Last weekend we went to Saturday night church to hear our daughter-in-law sing. Or more accurately – as I discovered the next day – we went to Evensong.
I was raised as a Methodist, with little exposure to the customs of other faiths. It was only later in life that I came to appreciate the different spins on “church”. Our Methodist church had three services on Sunday mornings – that was about it for formal worship. But my years at a Catholic university taught me that “church” can happen on Saturday nights, or Friday nights, or every morning, afternoon and evening of the week if you simply can’t get your fill. “Church” also has different names, like Vespers, Eucharist, or Matins. Or Evensong.
Saturday night’s service with my daughter-in-law didn’t seem so unusual. We were sitting in pews in a sanctuary; a healthy congregation of worshipers around us. The service began with singing and music. But fifteen minutes into the hour it was still singing and music. The stubborn Methodist in me wondered when we’d get to the sermon and the Bible verses and the prayers (they came eventually).
Evensong wouldn’t “even” (ha) have become this week’s blog topic if it wasn’t for Jeffrey Archer. I was reading the British author’s latest novel last Sunday and he made reference to Evensong. The word stuck with me – a beautiful term – so I had to learn more. Evensong has its roots in the Church of England: an evening prayer service delivered through singing and music.
Today, Evensong in its purest form is still more common in the U.K. than in the U.S. You can attend the service every day in most cathedrals in the Church of England, but you’ll only find a handful of options in the States. And you’ll have to search even harder to find Choral Evensong; the original version of the service sung “a capella” (without instruments).
One of my neighbors down the street here in rural Colorado saw fit to name her “relaxing forest getaway rental” Evensong Place (made the top ten in my Google search!). That’s a little eerie considering I chose this topic at random just this week. Maybe I should wander down and have a look.
A popular Methodist hymn – from the early nineteen century but still sung at Christmas – is “There’s a Song in the Air”. It doesn’t rate as high as “Silent Night” or “It Came Upon a Midnight Clear” but the melody and the words captivate me. In the final verse we sing “…and we echo the song that comes down through the night…”. Well what do you know? Even us Methodists had a sense of Evensong well before it became “Saturday night church”.

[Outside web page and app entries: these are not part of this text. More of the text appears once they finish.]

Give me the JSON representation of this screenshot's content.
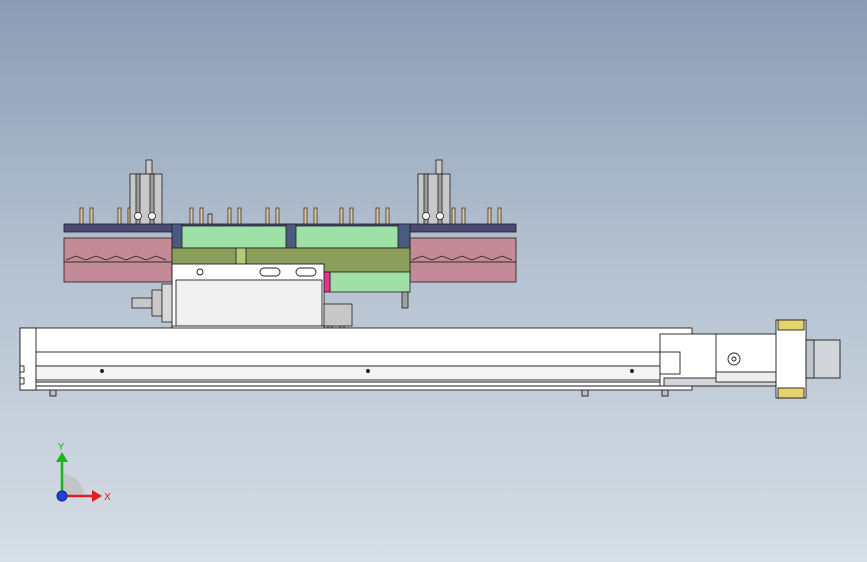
{
  "viewport": {
    "background_top": "#8b9db5",
    "background_bottom": "#d6dee6"
  },
  "model": {
    "colors": {
      "frame": "#ffffff",
      "edge": "#1e1e1e",
      "plate_dark": "#4a4a74",
      "pink_block": "#c48a98",
      "green_light": "#9fe0a6",
      "green_olive": "#8aa05a",
      "cyan_part": "#78e6e6",
      "magenta_part": "#e8338c",
      "motor_yellow": "#e6d36e",
      "rail_gray": "#d2d6da"
    }
  },
  "triad": {
    "x_label": "X",
    "y_label": "Y",
    "x_color": "#e02020",
    "y_color": "#20b020",
    "z_color": "#2040e0"
  }
}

Some content sourced from Wikipedia, “the free encyclopedia”.